Los Angeles Clippers at Phoenix Suns
US Airways Center
6:00 p.m. PST
March 4, 2014
FOX Prime Ticket
1. True or false: The Phoenix Suns will miss the playoffs.
Andrew Lynch, Hardwood Paroxysm, (@AndrewLynch): False. It’s going to be close – the Suns have a tough stretch over the next four games, including two bouts with the Clippers. But the Hollinger Playoff Odds have Phoenix making the postseason 56 percent of the time, and that feels right. The return of Eric Bledsoe would help, and he was back at practice this weekend, yet the Suns should be in no rush to bring him back to make a run at the eighth seed if it means risking his future. One day at a time is the mantra on that front.

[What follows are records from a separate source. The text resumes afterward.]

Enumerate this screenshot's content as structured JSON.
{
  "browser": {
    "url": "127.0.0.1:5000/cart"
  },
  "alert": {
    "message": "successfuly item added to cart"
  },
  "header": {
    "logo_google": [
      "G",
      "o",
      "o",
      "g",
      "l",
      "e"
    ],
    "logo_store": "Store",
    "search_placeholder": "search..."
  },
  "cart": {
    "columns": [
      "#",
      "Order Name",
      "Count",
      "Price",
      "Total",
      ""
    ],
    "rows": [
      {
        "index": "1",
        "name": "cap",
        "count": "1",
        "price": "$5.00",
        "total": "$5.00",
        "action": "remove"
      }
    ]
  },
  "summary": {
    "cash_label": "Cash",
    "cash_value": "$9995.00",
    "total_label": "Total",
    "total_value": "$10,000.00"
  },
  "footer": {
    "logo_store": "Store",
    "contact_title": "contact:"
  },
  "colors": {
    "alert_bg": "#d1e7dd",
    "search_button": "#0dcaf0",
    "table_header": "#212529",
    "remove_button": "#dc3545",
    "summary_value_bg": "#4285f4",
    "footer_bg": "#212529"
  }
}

Luke Laubhan, (@LukeLaubhan): Currently, Golden State is the No. 6 seed (24 losses), Dallas is the No. 7 seed (25), Phoenix is the No. 8 seed (24), and Memphis is ninth in the standings (25). The Mavericks are too grizzled and well-coached to fall out, and the Warriors are too desperate. Phoenix has a slightly easier remaining schedule than Memphis (fewer back-to-backs, no Miami or Indiana), and the Grizzlies just feel askew this year. I say Phoenix makes it.
Fred Katz, (@FredKatz): True. As fun as the Suns are to watch, Memphis is poised to make a stretch run, even with its schedule, which is slightly tougher than Phoenix’s. The Grizzlies have undercover returned to last year’s form since Marc Gasol returned from his injury, and if the Suns don’t get Eric Bledsoe back for the rest of the year, they may not be able to hold onto the No. 8 seed.
2. True or false: Jeff Hornacek is the deserving NBA Coach of the Year.
Lynch: True, though I’m more comfortable changing the article. Jeff Horancek is a deserving NBA Coach of the Year; there are several, including the usual suspects of Frank Vogel, Erik Spoelstra, Tom Thibodeau and Gregg Popovich. As much as the award tends to go to teams that significantly overachieve, Hornacek would be a logical choice. It’s really about the first question. If Phoenix makes the playoffs, Hornacek wins Coach of the Year. If they don’t, it becomes an open competition that he probably loses.
Laubhan: First off, all due respect to Alvin Gentry. Phoenix is on pace for 48 wins, 23 more than it registered last season, its most since Steve Nash was Steve Nash. And who exactly plays for this iteration of the Suns? Goran Dragic, 24 games of Eric Bledsoe, and who? Two Morris guys? A Plumlee? 48 wins in the West? That’s like 60 wins in the East. Give the man that odd little trophy.
Katz: False, but it’s close. There’s an under-the-radar storyline happening this season: pretty much all first-time coaches are somewhere between competent and excellent. Steve Clifford, Brad Stevens, Mike Malone, Brett Brown, Mike Budenholzer and Hornacek have all shown that they’re legitimate NBA coaches. But if the Suns miss the playoffs, it’ll be tough for Hornacek to pull off a Coach of the Year win.
3. Was the result of the first Clippers-Suns game (a 107-88 Phoenix win) telling of a matchup problem for LA?
Lynch: Not any one particular matchup problem, but instead a trend that’s afflicted the Clippers all season. Teams that can get the perimeter defenders rotating and in turn penetrate to the rim create chaos that negatively impacts Los Angeles’ defense. The absence of J.J. Redick exacerbates the issue. And Phoenix prides itself on its ball movement and ability to space the floor with shooters to create driving lanes. The Clippers can slow the Suns, but it will require a top-notch effort from everyone on the floor.
Laubhan: No. That first game came on the heels of a rough road back-to-back against Golden State and Portland (two losses by a combined 6 points) and a sluggish game versus the Jazz which the Clippers only won due to Blake Griffin’s 40 points. L.A. was in a lull then, and Phoenix was riding high, 10-2 after a 9-9 start. Now the Clippers are 7-2 in their last 9 games, and they won’t take the Suns lightly.
Katz: Yes. Teams who make impressively quick decisions on the perimeter are the ones who hurt the Clippers most. That’s why LA has struggled against the likes of San Antonio this season. Quick ball movement means the Clippers’ slower (and not always perfect) perimeter players have to rotate perfectly so that they can contest shots. But that doesn’t always happen, and when Channing Frye and the rest of the Suns get open looks from long range, they tend to knock them down.